The report argues that this is not a phenomenon confined to Ferguson alone, but is visible across the US. “Within the nation’s 100 largest metro areas, the number of suburban neighbourhoods where more than 20 percent of residents live below the federal poverty line more than doubled between 2000 and 2008-2012. Almost every major metro area saw suburban poverty not only grow during the 2000s but also become more concentrated in high-poverty neighbourhoods. By 2008-2012, 38 percent of poor residents in the suburbs lived in neighbourhoods with poverty rates of 20 percent or higher. For poor black residents in those communities, the figure was 53 percent”. It is this denial that has led to the outpour of anger in Ferguson and the killing of Brown has acted as a trigger.
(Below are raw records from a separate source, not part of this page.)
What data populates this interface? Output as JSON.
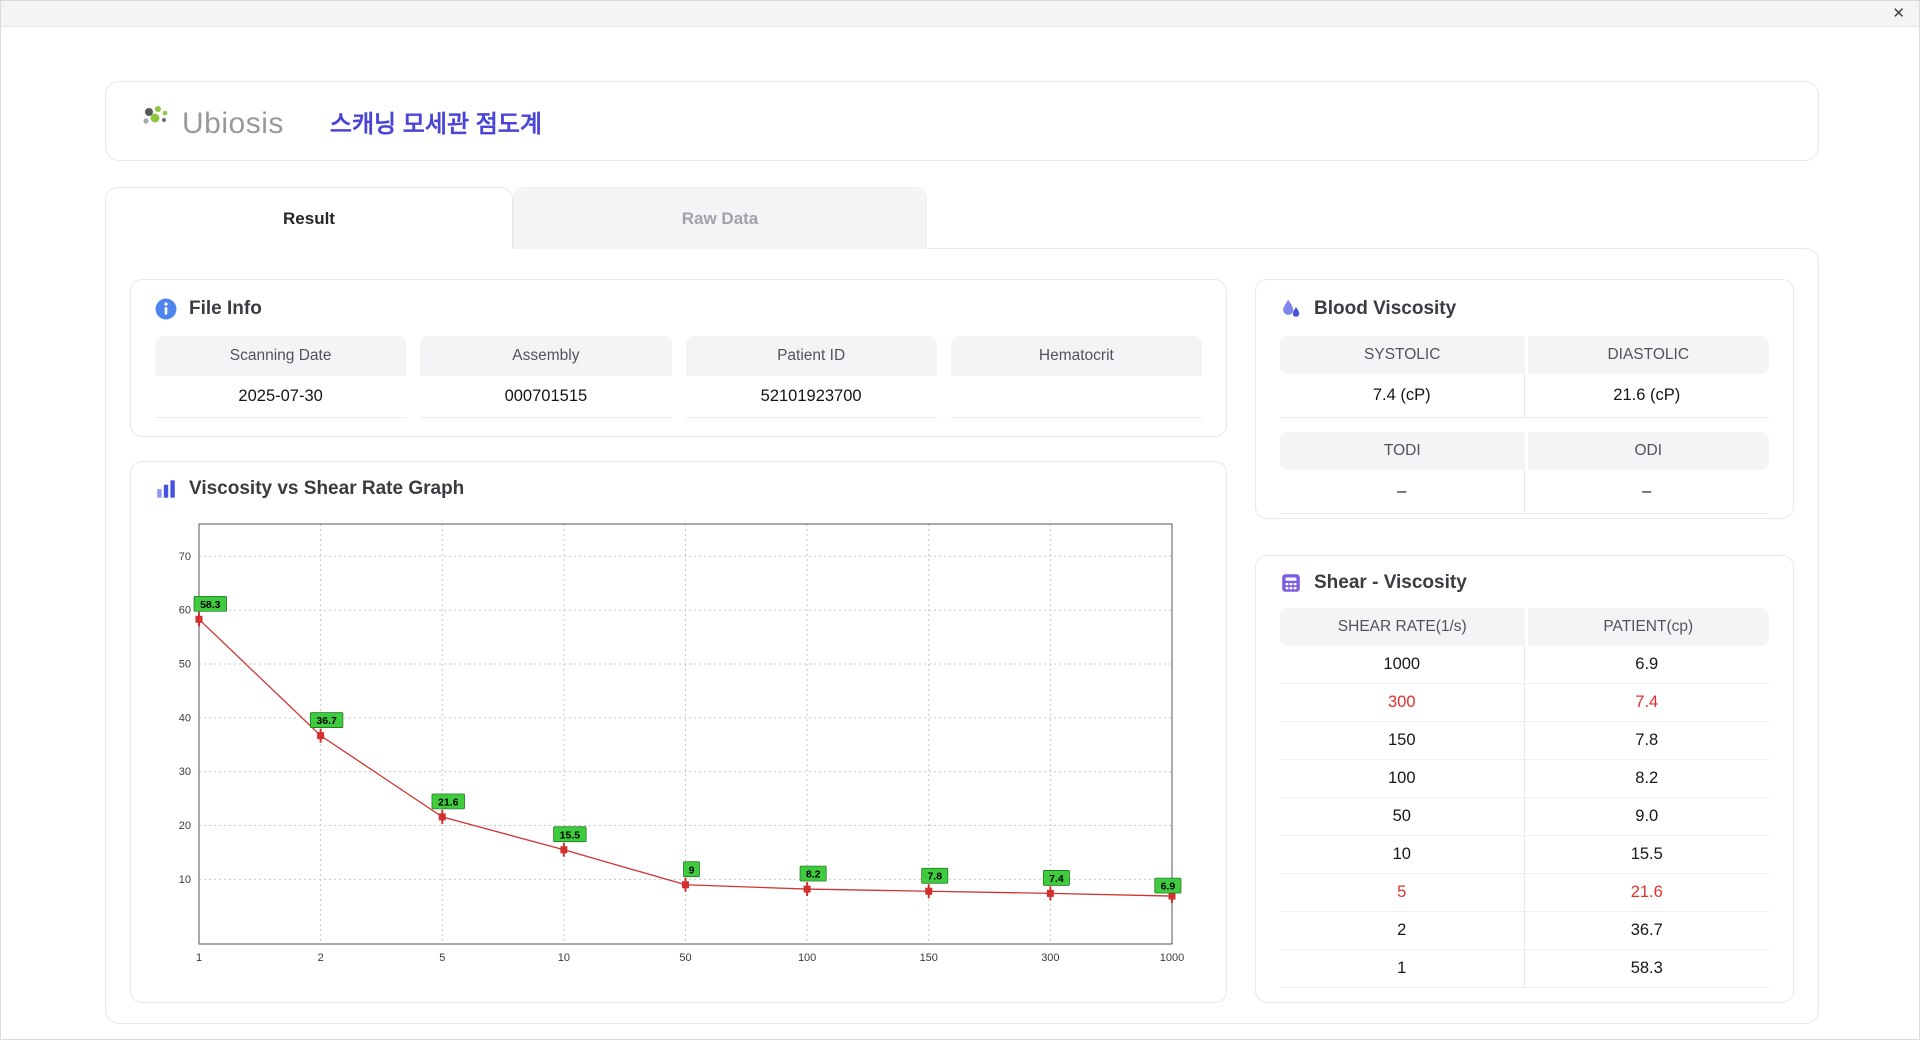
{
  "window": {
    "close": "✕"
  },
  "header": {
    "brand": "Ubiosis",
    "app_title": "스캐닝 모세관 점도계"
  },
  "tabs": [
    {
      "label": "Result",
      "active": true
    },
    {
      "label": "Raw Data",
      "active": false
    }
  ],
  "file_info": {
    "title": "File Info",
    "fields": [
      {
        "label": "Scanning Date",
        "value": "2025-07-30"
      },
      {
        "label": "Assembly",
        "value": "000701515"
      },
      {
        "label": "Patient ID",
        "value": "52101923700"
      },
      {
        "label": "Hematocrit",
        "value": ""
      }
    ]
  },
  "blood_viscosity": {
    "title": "Blood Viscosity",
    "cells": [
      {
        "label": "SYSTOLIC",
        "value": "7.4 (cP)"
      },
      {
        "label": "DIASTOLIC",
        "value": "21.6 (cP)"
      },
      {
        "label": "TODI",
        "value": "–"
      },
      {
        "label": "ODI",
        "value": "–"
      }
    ]
  },
  "graph_section": {
    "title": "Viscosity vs Shear Rate Graph"
  },
  "shear_viscosity": {
    "title": "Shear - Viscosity",
    "columns": [
      "SHEAR RATE(1/s)",
      "PATIENT(cp)"
    ],
    "rows": [
      {
        "shear_rate": "1000",
        "patient": "6.9",
        "highlight": false
      },
      {
        "shear_rate": "300",
        "patient": "7.4",
        "highlight": true
      },
      {
        "shear_rate": "150",
        "patient": "7.8",
        "highlight": false
      },
      {
        "shear_rate": "100",
        "patient": "8.2",
        "highlight": false
      },
      {
        "shear_rate": "50",
        "patient": "9.0",
        "highlight": false
      },
      {
        "shear_rate": "10",
        "patient": "15.5",
        "highlight": false
      },
      {
        "shear_rate": "5",
        "patient": "21.6",
        "highlight": true
      },
      {
        "shear_rate": "2",
        "patient": "36.7",
        "highlight": false
      },
      {
        "shear_rate": "1",
        "patient": "58.3",
        "highlight": false
      }
    ]
  },
  "chart_data": {
    "type": "line",
    "title": "Viscosity vs Shear Rate Graph",
    "x": [
      1,
      2,
      5,
      10,
      50,
      100,
      150,
      300,
      1000
    ],
    "x_tick_labels": [
      "1",
      "2",
      "5",
      "10",
      "50",
      "100",
      "150",
      "300",
      "1000"
    ],
    "values": [
      58.3,
      36.7,
      21.6,
      15.5,
      9.0,
      8.2,
      7.8,
      7.4,
      6.9
    ],
    "point_labels": [
      "58.3",
      "36.7",
      "21.6",
      "15.5",
      "9",
      "8.2",
      "7.8",
      "7.4",
      "6.9"
    ],
    "x_scale": "even-spaced-ticks",
    "xlabel": "",
    "ylabel": "",
    "ylim": [
      0,
      75
    ],
    "y_ticks": [
      10,
      20,
      30,
      40,
      50,
      60,
      70
    ],
    "grid": true,
    "legend": "none",
    "line_color": "#cf3434",
    "marker_color": "#d32f2f",
    "point_label_bg": "#3ecc3e"
  }
}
Many of the poor Afro-Americans feel that over and above the economic denial, they are still subjected to racial segregation and denial of access to jobs and administrative posts. As one of the protestors in Ferguson expressed: “Many of these towns are still run like little fiefdoms”. The reason is not far to fathom as, “just three of Ferguson's 53 police officers are African American. Six of seven City Council members are white. So are six of the seven school board members, who run a district with a student body that's 78 percent black”. And African-Americans account for 86 percent of the traffic stops in the city, and 93 percent of the arrests after those stops.
Adding more salt to the wounds in Ferguson is the way the shooting case is being handled. Protesters are demanding prosecutor Bob McCulloch to step aside, because he has deep connections with the police force. “McCulloch's father, mother, brother, uncle and cousin all worked for the St. Louis Police Department, and his father was killed while responding to a call involving a black suspect”. They apprehend justice will not be done under the present administration, justifiably so, as a history of such trials in other parts of the country indicates.
The entire episode of the shooting of Brown and the way it was handled has exposed the hollowness of the human rights record of the US. US – a country which has hacked into e-mails and cellphones of ordinary Americans as well as leaders of other countries, including traditional US allies (as revealed by Edward Snowden); a country that has witnessed numerous shooting sprees on its own land, killing hundreds of innocent children and citizens. One should not forget that US is also a country that has launched incessant aerial attacks through both manned flights and also drones on foreign soil, killing hundreds of thousands of civilians. Akin to a pot calling the kettle black, the US has assaulted over 200 countries for what it terms as “poor human rights record” and this list includes virtually all the countries on the map, except for itself.
The Ferguson incident exposes the deep-rooted racial schism that exists in the US society. The economic crisis further reinforced the schism. This incident once again proves that 'identity politics', symbolism and rhetoric can only help in plastering the existing differences in the society, but not in healing them. What is needed is a strike at the root of the problem, a fight for the eradication of all sorts of exploitation and oppression.